INFORMATION GIVEN:
========

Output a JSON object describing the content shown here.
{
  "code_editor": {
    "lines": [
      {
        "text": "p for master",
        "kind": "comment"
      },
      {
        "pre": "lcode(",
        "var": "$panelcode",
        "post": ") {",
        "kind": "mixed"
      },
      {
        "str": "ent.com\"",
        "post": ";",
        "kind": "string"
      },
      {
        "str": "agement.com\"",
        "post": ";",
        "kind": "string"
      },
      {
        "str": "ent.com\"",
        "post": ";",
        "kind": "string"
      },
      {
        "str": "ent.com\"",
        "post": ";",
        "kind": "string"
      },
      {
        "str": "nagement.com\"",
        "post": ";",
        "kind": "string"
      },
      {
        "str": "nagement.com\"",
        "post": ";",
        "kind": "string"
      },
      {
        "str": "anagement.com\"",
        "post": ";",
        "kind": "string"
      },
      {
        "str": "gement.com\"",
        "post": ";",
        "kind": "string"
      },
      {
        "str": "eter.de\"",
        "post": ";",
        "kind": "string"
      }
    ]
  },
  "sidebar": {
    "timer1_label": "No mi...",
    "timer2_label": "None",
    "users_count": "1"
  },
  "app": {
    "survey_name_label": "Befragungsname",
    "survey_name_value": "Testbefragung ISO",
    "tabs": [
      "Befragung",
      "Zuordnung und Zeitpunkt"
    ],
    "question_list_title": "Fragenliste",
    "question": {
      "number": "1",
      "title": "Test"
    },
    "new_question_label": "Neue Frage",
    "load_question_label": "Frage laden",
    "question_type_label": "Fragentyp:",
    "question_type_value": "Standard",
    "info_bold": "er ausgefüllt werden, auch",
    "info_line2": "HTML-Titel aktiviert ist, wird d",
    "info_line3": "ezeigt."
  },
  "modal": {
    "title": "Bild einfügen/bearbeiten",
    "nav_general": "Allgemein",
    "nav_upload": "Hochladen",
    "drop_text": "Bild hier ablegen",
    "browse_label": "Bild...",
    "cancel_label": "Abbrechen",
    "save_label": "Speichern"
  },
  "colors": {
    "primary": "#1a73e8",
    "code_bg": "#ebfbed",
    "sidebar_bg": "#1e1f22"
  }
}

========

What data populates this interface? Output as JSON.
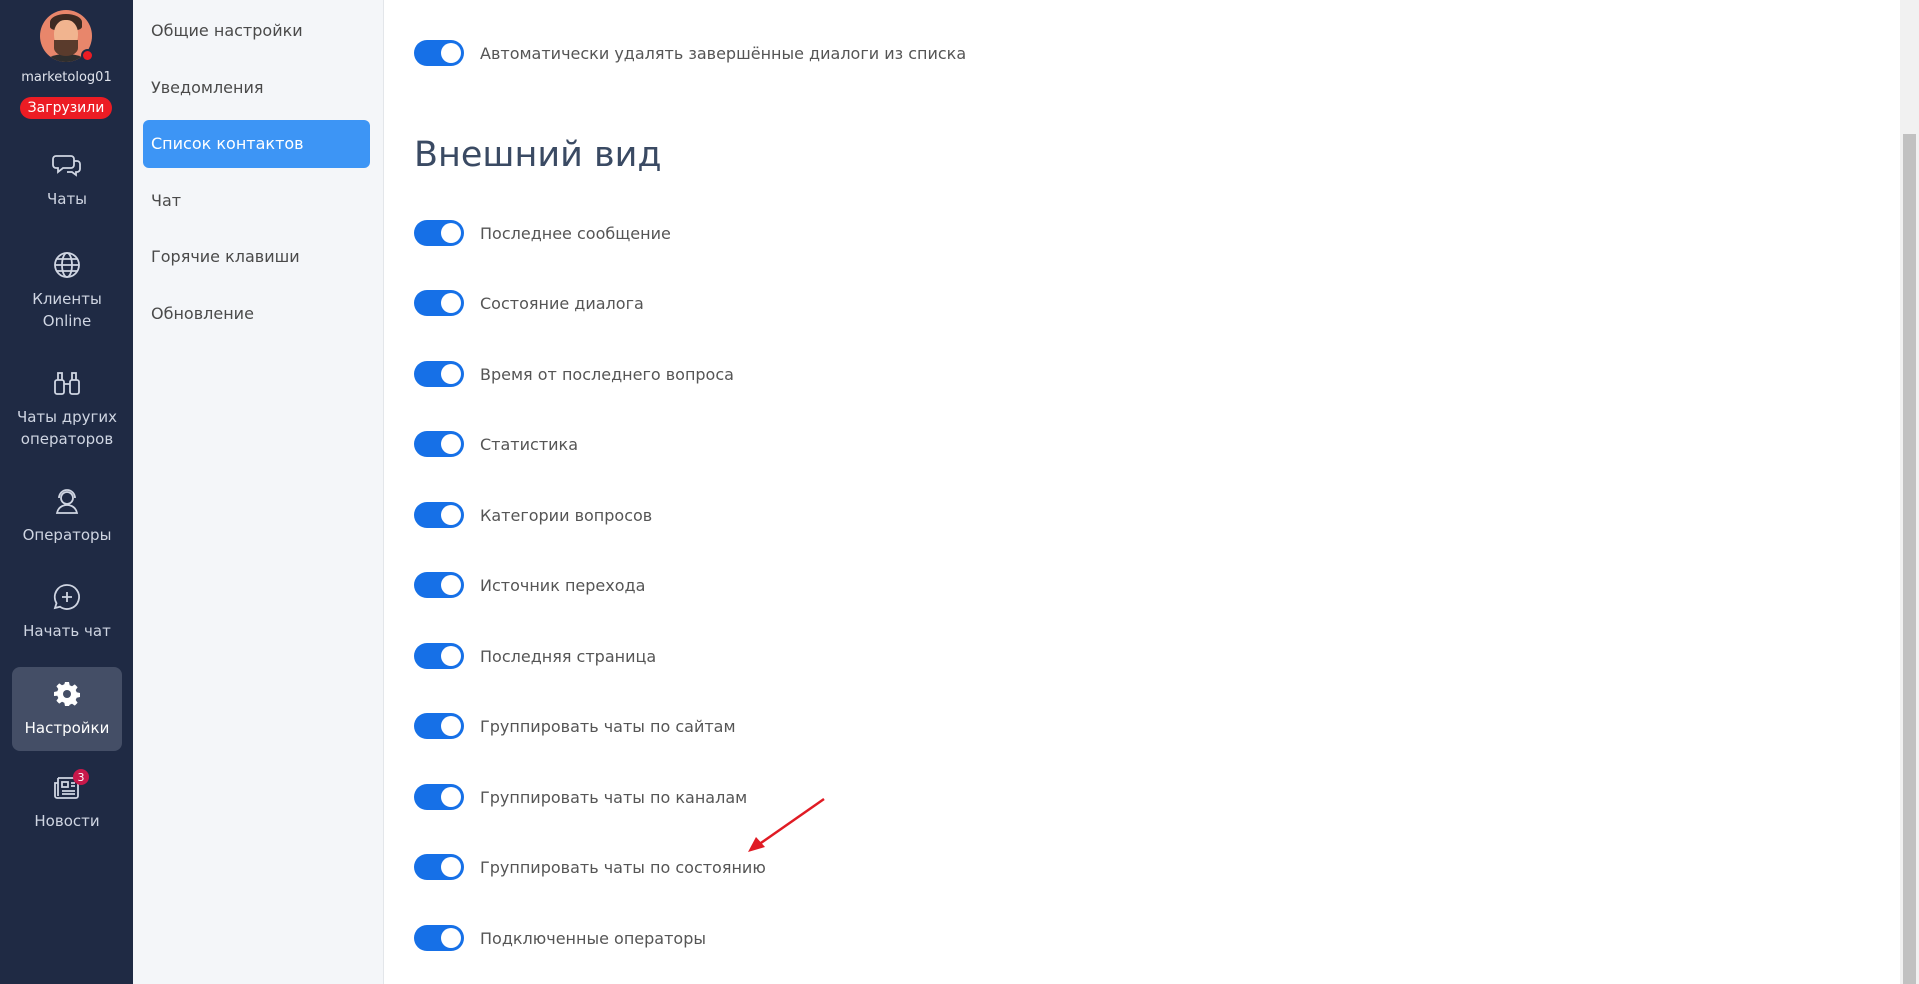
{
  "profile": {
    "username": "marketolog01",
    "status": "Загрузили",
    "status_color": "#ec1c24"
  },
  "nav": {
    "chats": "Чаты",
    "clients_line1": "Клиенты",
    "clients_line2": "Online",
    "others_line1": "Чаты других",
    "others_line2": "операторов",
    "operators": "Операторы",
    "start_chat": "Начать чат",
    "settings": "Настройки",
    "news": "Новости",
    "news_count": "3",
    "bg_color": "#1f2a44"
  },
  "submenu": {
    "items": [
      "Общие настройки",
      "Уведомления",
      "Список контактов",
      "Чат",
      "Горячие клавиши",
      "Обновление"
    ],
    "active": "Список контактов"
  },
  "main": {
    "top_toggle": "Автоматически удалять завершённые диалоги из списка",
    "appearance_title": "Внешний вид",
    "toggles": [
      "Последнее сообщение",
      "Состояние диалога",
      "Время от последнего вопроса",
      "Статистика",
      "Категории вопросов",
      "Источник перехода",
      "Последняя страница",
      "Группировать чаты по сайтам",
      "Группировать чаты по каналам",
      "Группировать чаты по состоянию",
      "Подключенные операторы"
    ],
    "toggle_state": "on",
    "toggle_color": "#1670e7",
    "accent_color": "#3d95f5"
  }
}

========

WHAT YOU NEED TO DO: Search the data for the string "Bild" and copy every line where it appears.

RESPONSE TO THE EXERCISE:
    "title": "Bild einfügen/bearbeiten",
    "drop_text": "Bild hier ablegen",
    "browse_label": "Bild...",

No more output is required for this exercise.